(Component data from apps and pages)

====

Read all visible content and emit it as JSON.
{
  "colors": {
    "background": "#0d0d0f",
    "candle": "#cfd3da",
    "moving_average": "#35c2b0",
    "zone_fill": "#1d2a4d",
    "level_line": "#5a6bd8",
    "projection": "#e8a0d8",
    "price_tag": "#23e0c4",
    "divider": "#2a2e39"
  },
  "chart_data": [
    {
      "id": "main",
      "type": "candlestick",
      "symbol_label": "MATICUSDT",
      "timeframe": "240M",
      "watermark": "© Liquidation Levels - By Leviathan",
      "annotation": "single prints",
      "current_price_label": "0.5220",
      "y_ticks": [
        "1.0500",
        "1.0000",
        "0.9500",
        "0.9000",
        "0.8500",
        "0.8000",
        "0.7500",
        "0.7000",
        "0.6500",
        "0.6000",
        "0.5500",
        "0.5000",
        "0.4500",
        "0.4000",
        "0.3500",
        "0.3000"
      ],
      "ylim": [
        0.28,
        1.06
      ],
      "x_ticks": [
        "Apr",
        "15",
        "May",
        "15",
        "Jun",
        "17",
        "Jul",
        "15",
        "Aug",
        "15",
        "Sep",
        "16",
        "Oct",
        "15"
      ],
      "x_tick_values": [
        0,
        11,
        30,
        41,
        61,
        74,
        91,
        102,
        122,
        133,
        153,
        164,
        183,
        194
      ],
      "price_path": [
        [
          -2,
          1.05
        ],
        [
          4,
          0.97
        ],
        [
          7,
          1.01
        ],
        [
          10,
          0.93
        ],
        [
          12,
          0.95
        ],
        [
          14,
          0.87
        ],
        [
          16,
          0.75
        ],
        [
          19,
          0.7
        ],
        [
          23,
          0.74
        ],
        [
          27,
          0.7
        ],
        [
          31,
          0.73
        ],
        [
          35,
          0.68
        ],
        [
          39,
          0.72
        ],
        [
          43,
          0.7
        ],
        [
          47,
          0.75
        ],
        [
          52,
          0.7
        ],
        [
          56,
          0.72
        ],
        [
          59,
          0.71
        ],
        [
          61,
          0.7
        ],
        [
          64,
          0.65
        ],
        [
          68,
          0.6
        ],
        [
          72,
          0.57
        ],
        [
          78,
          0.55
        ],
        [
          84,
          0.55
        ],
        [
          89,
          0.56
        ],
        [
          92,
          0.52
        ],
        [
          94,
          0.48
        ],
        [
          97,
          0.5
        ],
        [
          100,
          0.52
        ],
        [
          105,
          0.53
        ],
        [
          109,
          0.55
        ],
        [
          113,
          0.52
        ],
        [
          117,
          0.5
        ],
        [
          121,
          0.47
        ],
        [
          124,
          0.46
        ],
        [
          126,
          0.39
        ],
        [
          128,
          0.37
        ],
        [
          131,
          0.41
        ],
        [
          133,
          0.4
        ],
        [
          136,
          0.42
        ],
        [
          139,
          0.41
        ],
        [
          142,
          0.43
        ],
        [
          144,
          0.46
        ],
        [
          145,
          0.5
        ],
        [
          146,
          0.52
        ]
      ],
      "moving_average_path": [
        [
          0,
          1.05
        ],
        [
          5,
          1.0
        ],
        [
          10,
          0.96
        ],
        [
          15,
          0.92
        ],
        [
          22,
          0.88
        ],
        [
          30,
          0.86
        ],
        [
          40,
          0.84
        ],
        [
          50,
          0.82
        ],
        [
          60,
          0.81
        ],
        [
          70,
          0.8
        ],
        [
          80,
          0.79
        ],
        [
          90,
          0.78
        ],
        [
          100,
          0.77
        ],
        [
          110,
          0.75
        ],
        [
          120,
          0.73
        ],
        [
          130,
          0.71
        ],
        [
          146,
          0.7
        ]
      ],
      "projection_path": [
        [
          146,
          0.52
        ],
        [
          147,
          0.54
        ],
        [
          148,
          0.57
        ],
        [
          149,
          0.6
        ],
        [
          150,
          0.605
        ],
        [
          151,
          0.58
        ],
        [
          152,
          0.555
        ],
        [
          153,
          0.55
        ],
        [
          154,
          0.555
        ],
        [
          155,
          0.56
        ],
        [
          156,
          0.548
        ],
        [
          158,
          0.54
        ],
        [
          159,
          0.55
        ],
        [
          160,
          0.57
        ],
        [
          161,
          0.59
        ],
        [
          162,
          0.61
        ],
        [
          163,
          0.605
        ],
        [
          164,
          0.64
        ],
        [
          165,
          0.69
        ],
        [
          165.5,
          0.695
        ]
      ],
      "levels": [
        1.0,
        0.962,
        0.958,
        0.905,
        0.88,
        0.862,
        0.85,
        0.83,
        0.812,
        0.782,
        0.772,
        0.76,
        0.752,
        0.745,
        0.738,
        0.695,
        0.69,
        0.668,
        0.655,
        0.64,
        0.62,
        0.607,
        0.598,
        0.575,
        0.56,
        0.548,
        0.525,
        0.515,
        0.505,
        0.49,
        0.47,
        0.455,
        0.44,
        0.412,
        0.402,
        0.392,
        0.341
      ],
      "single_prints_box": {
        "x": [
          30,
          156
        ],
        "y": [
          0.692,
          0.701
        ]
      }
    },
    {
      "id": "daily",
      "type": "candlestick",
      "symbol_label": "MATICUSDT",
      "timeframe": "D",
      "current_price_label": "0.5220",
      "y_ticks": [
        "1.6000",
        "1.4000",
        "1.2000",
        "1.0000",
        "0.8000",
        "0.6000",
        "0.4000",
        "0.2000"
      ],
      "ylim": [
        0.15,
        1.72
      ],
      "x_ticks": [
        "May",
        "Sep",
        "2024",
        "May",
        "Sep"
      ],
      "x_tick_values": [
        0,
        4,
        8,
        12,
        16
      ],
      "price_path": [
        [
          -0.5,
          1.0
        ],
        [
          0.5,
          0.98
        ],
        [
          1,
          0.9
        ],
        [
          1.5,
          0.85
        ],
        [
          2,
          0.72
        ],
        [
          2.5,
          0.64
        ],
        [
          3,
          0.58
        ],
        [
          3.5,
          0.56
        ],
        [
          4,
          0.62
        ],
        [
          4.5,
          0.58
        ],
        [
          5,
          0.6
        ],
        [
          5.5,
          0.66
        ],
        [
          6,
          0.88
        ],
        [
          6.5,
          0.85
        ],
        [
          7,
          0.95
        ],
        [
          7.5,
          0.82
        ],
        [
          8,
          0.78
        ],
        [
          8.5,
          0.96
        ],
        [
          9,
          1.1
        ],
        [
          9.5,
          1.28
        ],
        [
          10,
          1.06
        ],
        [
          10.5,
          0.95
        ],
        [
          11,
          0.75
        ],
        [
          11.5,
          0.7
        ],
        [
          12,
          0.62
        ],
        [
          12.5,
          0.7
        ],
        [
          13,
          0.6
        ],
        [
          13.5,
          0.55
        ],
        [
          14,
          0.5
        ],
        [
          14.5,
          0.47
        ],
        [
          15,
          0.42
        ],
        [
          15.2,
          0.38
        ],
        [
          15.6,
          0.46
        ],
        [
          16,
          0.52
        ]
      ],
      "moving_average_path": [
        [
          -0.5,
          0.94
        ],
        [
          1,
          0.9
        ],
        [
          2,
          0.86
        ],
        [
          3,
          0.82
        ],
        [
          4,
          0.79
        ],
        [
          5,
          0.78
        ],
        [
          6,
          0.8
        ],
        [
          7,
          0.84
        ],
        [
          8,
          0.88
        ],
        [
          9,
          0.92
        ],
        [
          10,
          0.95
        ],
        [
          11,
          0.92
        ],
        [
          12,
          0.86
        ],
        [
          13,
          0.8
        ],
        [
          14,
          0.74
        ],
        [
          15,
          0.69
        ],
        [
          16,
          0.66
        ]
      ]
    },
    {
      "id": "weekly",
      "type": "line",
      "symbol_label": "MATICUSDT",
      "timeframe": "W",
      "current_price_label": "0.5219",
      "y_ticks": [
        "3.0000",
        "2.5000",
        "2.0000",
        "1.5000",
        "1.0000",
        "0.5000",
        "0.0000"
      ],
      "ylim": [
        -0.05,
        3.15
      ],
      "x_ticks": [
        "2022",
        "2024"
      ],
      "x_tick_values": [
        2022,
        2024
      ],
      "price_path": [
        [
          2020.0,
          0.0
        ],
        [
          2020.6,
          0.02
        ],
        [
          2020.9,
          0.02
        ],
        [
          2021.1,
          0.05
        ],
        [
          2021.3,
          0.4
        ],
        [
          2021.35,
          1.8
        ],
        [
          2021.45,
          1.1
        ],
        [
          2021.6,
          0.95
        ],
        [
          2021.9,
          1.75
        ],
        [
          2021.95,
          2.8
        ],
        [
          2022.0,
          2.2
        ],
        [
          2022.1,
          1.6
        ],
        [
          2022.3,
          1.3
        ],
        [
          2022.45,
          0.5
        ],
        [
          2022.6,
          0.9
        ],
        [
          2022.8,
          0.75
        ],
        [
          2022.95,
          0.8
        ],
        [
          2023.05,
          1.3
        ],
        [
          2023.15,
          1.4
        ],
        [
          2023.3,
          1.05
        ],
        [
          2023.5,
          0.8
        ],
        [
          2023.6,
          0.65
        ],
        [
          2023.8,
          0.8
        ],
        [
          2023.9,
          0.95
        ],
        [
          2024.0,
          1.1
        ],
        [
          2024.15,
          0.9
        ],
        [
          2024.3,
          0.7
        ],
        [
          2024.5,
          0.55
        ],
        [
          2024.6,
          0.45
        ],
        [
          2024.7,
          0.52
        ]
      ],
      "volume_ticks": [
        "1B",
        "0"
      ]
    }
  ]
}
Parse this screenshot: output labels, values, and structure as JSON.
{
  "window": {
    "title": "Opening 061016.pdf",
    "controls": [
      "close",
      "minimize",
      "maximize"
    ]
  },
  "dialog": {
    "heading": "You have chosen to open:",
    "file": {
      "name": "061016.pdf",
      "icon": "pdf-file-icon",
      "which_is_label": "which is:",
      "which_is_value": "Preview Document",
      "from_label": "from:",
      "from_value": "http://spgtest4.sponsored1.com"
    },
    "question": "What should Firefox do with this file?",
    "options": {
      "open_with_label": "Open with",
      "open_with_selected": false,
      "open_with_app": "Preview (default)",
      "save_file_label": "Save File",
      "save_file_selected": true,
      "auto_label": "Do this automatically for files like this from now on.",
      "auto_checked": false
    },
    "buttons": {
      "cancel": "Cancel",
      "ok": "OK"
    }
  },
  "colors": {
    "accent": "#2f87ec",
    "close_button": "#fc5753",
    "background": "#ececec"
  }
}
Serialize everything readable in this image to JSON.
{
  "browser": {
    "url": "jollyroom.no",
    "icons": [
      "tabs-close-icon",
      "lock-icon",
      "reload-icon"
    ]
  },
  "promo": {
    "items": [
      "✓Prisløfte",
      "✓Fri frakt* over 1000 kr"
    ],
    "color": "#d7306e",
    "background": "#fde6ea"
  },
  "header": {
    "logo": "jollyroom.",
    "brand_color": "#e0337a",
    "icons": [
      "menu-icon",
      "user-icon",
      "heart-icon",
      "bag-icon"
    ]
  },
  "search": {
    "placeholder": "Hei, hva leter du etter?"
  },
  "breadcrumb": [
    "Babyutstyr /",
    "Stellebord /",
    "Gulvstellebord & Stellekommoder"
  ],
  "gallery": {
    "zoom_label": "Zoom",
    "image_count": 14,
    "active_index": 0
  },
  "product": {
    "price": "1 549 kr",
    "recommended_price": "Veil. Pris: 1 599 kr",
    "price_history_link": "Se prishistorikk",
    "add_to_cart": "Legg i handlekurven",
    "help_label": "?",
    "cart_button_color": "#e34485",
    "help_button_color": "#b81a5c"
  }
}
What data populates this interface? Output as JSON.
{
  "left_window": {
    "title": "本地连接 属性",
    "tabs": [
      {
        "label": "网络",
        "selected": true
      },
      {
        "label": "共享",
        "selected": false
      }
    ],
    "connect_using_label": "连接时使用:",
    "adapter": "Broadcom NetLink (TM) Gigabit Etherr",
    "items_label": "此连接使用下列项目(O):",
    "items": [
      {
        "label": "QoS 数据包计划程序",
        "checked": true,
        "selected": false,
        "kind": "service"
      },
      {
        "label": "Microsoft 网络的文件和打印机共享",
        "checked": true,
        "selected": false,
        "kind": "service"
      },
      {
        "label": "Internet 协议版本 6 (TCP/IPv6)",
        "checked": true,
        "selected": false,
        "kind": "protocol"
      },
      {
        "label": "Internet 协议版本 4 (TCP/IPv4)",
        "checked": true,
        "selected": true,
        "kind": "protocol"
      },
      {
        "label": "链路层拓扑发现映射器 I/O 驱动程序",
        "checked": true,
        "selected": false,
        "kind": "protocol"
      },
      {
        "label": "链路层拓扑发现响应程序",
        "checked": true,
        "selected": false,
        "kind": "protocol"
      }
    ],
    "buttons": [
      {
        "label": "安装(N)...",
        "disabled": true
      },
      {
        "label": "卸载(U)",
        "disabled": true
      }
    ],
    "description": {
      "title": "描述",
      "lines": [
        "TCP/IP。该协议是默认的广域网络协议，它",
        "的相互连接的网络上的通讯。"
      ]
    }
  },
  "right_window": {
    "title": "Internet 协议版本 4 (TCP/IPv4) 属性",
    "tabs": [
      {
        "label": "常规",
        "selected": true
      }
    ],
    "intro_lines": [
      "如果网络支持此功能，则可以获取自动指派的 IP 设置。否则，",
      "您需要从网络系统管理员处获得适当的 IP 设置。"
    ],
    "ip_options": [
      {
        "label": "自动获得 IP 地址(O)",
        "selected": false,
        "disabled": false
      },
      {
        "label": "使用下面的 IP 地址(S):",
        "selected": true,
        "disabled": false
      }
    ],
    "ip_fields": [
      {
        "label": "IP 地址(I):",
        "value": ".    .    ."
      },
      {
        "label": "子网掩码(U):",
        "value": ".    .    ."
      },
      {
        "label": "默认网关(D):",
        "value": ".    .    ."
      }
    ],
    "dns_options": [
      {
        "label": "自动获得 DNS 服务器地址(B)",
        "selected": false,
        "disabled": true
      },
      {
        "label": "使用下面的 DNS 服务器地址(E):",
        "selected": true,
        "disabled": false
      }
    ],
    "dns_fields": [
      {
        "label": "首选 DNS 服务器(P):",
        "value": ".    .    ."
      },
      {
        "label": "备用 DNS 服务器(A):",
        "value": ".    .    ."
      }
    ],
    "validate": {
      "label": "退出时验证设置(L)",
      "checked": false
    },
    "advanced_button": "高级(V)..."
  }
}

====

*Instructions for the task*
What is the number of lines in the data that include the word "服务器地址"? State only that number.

*Finished exercise*
2